Carbon nanotubes as lipid sensors
doi:10.1038/nindia.2012.141 Published online 25 September 2012
Researchers have discovered that single-walled carbon nanotubes (SWNTs) can sense and discriminate between different lipids in biological samples. Such properties could lead to diagnostic kits for lipid profiling in the future.
The researchers set out to explore the reactions of unmodified SWNTs to different lipid molecules. For this, they took lipids and SWNTs in capillary tubes, then irradiated the lipid part, SWNT part and SWNT-lipid interface with three fluorescent lights: ultraviolet (UV); blue; and green.
Sophisticated imaging techniques including fluorescence microscopy were used to study the migration of the SWNT-lipid interface. These experiments were undertaken using two lipid molecules — lecithin and dipalmitoyl phosphatidylcholine (DPPC). The results indicated a marked distinction between interface movements for the two lipid molecules.
Lecithin has a linear hydrophobic tail that entered into the hydrophobic cavity of the SWNT, with the attraction caused by van der Waals force resulting in molecular diffusion.
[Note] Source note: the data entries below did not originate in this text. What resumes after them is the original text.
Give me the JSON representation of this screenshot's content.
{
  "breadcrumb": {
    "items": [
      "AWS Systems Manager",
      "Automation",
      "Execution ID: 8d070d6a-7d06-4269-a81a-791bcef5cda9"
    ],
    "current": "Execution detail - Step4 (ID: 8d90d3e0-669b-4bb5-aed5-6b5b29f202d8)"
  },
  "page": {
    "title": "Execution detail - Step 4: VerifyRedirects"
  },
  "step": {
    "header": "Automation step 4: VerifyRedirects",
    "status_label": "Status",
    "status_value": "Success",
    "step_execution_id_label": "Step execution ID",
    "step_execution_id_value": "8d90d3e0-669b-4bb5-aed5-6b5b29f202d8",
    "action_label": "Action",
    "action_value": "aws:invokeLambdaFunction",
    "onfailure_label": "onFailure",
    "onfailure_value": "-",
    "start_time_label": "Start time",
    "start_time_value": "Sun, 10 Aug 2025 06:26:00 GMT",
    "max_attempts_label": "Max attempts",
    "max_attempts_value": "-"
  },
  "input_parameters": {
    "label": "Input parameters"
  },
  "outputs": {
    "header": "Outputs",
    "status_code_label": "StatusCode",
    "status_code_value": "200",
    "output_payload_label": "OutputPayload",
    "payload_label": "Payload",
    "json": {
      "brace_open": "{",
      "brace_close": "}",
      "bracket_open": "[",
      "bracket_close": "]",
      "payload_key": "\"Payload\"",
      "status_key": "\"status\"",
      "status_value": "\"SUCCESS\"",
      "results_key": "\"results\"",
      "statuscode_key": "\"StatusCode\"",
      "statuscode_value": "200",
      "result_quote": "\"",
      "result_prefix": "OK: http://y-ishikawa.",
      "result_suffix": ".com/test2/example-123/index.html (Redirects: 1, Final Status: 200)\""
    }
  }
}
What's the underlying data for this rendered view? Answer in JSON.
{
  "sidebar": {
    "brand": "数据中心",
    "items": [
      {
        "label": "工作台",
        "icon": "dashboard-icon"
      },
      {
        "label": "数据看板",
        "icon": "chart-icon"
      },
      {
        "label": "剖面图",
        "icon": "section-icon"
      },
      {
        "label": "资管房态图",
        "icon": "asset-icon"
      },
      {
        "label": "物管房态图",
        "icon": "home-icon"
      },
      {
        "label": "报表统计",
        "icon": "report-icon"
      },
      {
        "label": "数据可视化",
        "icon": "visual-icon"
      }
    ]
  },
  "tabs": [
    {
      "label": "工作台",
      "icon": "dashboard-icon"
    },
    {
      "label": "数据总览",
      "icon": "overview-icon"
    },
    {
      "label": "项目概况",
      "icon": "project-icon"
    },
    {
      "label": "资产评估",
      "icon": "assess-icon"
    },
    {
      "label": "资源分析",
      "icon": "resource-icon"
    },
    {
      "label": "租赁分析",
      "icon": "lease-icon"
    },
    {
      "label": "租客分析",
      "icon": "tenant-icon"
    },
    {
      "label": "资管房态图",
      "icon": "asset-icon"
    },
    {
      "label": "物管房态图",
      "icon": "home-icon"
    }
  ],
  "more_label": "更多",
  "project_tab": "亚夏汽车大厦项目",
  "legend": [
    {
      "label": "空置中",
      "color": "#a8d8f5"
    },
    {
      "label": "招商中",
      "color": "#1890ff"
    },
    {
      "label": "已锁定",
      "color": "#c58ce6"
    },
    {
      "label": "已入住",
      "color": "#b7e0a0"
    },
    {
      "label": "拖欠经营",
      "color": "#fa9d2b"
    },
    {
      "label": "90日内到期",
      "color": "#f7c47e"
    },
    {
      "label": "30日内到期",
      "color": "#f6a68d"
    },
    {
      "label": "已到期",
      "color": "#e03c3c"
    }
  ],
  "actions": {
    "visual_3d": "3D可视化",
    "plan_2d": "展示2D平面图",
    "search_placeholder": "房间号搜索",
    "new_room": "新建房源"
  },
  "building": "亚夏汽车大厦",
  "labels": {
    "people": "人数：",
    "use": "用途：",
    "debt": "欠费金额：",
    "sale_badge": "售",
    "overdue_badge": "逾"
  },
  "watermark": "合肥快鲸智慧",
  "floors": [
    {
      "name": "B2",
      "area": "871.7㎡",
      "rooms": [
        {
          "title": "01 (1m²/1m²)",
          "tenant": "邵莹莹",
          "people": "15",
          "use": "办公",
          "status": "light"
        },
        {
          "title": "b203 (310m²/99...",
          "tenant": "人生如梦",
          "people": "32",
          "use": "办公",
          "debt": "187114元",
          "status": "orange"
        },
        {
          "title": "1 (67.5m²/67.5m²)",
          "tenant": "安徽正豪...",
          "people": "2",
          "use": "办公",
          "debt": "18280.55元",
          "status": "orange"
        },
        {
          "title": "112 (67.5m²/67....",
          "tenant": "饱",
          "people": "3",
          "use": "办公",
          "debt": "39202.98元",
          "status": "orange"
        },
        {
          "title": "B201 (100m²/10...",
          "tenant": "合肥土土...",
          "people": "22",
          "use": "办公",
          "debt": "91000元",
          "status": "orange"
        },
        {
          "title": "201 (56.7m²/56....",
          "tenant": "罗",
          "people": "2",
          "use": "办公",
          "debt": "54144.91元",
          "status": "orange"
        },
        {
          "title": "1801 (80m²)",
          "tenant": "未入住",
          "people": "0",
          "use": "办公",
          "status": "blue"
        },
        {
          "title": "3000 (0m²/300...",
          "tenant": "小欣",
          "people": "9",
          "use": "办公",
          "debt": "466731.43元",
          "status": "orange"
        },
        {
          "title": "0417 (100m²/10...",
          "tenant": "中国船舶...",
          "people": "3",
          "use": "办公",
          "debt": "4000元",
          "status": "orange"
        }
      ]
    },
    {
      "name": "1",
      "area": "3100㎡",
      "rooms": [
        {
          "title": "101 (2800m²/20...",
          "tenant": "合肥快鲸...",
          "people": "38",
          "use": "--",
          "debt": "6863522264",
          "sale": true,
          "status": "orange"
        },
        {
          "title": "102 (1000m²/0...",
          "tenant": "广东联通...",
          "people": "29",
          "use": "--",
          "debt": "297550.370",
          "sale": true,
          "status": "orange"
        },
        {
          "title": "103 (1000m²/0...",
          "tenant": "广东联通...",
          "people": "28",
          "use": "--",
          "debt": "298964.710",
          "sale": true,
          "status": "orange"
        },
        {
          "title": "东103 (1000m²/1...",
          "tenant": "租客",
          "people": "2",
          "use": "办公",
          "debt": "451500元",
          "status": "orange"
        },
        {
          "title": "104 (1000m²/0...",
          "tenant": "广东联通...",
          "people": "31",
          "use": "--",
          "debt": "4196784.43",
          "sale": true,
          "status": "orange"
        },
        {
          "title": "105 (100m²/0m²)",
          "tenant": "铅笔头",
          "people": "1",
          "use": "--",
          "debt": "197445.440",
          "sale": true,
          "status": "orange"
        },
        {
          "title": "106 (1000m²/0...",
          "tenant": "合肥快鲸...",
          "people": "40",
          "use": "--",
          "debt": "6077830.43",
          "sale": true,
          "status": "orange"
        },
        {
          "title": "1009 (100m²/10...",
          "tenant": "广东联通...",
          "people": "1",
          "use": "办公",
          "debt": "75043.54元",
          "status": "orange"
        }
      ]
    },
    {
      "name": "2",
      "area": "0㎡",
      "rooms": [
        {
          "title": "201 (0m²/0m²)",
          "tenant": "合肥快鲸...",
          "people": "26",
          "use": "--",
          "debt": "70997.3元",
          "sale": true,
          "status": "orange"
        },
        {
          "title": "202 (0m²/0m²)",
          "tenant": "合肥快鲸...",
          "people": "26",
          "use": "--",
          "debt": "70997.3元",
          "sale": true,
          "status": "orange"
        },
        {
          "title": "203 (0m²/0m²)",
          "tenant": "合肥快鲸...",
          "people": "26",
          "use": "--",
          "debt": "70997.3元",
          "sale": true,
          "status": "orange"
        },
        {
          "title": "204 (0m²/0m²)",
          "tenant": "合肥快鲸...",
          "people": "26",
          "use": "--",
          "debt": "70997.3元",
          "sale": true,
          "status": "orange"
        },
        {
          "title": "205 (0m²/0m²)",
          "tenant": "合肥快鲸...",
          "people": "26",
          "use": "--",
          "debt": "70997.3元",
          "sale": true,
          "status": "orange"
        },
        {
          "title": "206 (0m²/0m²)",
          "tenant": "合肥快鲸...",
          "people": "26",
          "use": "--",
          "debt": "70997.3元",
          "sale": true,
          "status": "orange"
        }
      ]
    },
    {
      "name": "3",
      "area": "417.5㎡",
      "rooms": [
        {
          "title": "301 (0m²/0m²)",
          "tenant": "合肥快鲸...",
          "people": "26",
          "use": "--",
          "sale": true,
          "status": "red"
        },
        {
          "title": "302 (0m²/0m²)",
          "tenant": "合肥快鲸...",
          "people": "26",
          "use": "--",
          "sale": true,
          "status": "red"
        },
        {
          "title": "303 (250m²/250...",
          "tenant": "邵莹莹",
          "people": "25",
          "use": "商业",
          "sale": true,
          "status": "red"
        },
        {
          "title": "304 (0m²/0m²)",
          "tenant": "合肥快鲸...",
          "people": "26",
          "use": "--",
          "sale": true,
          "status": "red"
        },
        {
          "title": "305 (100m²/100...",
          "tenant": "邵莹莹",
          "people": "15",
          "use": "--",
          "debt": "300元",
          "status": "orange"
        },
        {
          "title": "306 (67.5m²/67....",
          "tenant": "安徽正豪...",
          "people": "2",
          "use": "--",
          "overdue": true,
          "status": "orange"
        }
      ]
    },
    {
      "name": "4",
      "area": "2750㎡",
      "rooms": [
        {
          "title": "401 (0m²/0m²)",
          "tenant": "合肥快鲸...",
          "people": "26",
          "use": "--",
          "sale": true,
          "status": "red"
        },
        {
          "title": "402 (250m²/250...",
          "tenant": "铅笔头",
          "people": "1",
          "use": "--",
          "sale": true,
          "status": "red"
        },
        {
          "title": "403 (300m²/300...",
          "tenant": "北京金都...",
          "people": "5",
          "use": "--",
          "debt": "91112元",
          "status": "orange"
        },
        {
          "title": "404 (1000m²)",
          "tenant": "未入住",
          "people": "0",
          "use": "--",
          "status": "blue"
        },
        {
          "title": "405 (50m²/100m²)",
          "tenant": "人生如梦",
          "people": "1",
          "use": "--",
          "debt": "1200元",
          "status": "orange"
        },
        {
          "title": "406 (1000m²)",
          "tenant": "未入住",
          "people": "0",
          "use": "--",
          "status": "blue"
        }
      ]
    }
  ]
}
As DPPC has branched hydrophobic tails, SWNTs experienced a hydrophobic pull from the two tails of this lipid molecule.
This happens because lipid molecules have a polar head and a hydrophobic tail. SWNT, on the other hand, has a super-hydrophobic core causing a drag that brings the lipid tail closer to the SWNT core.
The researchers say that the insights into solid-state interactions between SWNTs and lipids may lead to a novel approach for sensing lipids.
The authors of this work are from: Department of Biochemistry, University of Calcutta, and Plasma Physics Division, Saha Institute of Nuclear Physics, Kolkata, and Department of Chemistry, Indian Institute of Technology, Kanpur, India.